One option contains hard spending caps and a two-thirds supermajority vote for any tax increases. This version is embraced by the right but has little chance of passing.
Another option would drop those provisions, have roughly a dozen Democratic co-sponsors and stick to a straight majority rule for tax increases. This one actually would have a shot at getting the two-thirds vote needed to clear the House.
But nothing in this Congress comes easily, and Republicans have decided to go with the version that’s almost certain to fail but is beloved by the conservative base.

It's fortunate Republicans are so resistant to compromise, because the "moderate" version of the balanced budget amendment is also a terrible idea. The fixation on the two-thirds requirement is also pretty revealing. If you think the public agrees with you, why would you need a supermajority requirement? You don't see Democrats trying to impose a two-thirds requirement to cut Medicare or Social Security.

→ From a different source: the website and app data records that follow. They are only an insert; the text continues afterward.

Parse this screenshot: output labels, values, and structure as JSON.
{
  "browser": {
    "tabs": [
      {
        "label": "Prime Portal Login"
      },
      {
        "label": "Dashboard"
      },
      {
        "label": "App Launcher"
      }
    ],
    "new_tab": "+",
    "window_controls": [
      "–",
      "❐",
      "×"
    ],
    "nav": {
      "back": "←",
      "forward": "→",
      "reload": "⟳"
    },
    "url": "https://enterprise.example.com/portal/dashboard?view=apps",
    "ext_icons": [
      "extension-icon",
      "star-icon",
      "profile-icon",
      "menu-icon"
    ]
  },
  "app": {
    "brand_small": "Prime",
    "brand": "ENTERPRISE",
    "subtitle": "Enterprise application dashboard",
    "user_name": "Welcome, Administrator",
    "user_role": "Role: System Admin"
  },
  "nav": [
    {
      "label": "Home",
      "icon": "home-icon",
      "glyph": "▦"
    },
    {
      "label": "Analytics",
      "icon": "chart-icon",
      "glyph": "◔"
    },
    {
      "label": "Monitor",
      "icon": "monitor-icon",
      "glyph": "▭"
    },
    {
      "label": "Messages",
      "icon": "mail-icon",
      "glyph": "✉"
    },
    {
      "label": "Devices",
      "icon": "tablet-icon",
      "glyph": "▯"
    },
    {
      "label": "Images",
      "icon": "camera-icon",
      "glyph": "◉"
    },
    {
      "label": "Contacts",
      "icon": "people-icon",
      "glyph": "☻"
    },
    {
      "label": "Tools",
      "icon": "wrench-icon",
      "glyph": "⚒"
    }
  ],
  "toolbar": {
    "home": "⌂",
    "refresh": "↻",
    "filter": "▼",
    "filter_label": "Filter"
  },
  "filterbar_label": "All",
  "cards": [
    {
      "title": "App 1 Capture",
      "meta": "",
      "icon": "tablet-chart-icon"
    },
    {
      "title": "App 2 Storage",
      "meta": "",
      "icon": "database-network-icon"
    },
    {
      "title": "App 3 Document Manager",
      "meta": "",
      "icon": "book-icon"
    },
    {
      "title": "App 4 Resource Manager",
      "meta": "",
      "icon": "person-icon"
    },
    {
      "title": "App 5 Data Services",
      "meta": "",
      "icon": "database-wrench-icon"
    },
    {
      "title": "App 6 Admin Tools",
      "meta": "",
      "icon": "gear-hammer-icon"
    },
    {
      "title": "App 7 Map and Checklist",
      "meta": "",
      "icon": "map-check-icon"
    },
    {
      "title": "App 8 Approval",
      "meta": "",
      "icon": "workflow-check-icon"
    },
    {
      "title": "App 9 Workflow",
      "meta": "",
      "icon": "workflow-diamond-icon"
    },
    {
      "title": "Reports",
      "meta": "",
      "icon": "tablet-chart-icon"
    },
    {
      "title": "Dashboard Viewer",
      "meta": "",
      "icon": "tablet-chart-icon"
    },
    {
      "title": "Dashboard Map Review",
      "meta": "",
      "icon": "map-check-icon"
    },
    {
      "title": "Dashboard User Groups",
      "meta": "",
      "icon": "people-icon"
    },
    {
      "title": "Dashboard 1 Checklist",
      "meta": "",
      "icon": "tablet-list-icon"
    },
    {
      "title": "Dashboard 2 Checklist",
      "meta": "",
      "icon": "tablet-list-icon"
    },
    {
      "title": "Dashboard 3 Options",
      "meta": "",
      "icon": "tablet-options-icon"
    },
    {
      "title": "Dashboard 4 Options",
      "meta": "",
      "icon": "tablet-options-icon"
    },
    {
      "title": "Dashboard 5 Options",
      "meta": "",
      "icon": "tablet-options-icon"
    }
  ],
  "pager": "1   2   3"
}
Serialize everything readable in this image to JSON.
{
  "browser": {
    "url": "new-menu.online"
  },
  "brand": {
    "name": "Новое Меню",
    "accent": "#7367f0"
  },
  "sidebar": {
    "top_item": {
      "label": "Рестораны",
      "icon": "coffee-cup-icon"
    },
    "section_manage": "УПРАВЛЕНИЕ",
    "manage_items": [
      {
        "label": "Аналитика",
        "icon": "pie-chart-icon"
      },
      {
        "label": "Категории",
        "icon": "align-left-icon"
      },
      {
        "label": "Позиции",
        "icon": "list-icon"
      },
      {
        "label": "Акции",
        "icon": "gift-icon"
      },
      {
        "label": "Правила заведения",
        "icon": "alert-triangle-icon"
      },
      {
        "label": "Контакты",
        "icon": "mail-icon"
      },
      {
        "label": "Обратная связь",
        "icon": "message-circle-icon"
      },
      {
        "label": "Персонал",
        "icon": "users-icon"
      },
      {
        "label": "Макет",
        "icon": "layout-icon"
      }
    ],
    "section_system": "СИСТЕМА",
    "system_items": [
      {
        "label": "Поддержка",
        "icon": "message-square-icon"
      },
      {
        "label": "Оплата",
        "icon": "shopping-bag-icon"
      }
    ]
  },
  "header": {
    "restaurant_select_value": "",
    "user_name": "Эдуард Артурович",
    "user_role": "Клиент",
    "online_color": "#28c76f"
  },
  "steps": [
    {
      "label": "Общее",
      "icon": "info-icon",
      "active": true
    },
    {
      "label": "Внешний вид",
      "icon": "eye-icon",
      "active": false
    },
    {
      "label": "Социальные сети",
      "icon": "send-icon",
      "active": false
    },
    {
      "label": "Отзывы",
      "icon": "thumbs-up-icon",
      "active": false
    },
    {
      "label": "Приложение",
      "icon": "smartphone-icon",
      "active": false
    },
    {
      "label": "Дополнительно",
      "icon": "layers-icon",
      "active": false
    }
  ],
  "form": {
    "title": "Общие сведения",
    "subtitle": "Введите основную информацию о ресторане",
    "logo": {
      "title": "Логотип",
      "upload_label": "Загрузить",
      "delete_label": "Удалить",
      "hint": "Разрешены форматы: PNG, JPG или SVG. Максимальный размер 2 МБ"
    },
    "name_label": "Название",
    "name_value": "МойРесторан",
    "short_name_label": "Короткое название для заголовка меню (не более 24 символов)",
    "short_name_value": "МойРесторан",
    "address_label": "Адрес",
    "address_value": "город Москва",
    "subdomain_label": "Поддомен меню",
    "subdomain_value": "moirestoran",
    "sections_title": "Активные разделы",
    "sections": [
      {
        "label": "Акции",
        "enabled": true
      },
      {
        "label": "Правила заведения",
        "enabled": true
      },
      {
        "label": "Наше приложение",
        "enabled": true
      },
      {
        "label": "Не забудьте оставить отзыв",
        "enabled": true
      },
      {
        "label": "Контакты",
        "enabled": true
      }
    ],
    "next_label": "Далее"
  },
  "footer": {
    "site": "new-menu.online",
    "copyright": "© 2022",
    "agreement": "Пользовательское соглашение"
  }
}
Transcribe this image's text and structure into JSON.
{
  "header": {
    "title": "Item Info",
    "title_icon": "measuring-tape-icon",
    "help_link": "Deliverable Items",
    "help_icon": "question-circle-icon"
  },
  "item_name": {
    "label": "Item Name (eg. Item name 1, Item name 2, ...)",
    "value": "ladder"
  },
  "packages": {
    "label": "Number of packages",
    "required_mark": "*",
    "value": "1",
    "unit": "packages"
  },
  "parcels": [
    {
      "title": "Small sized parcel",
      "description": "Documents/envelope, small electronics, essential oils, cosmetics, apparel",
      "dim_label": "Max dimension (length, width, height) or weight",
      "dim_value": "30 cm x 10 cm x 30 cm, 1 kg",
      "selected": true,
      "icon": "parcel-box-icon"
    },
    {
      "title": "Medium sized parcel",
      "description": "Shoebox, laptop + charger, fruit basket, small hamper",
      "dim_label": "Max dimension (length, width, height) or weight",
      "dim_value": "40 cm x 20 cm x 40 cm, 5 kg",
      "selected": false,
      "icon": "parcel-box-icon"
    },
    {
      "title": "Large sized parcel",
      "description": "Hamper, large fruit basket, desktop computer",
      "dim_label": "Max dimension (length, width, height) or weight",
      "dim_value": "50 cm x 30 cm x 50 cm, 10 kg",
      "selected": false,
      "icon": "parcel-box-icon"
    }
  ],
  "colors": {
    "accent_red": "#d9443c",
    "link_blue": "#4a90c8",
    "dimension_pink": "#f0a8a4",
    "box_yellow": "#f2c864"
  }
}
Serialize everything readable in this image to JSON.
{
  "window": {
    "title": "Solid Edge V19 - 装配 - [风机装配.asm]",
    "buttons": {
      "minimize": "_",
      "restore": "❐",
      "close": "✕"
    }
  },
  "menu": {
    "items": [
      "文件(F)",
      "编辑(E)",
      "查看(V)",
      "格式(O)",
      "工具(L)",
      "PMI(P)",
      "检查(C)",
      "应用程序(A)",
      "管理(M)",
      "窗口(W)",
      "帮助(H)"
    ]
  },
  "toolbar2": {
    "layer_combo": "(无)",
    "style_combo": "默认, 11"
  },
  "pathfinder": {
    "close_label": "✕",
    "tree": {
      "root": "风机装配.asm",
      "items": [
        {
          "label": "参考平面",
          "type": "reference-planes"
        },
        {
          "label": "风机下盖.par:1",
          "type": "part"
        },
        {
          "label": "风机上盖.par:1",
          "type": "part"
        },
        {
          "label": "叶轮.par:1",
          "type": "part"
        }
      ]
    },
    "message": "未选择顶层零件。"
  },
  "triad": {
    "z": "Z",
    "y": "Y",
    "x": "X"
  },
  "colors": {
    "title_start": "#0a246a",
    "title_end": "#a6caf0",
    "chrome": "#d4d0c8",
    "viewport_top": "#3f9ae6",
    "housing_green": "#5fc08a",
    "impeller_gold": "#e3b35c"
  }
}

The answer, I suspect, is that Republicans understand that most Americans don't share their priorities. People may prefer lower taxes and smaller government in the abstract, but at the programmatic level they prefer actual government spending over low taxes. The danger of a balanced budget requirement is that it would force lawmakers to make specific, actual choices between competing priorities, and Republicans suspect, correctly, voters would choose higher taxes over slashing entitlements. hence the need to pair the balanced budget amendment with a requirement designed to thwart the majority will.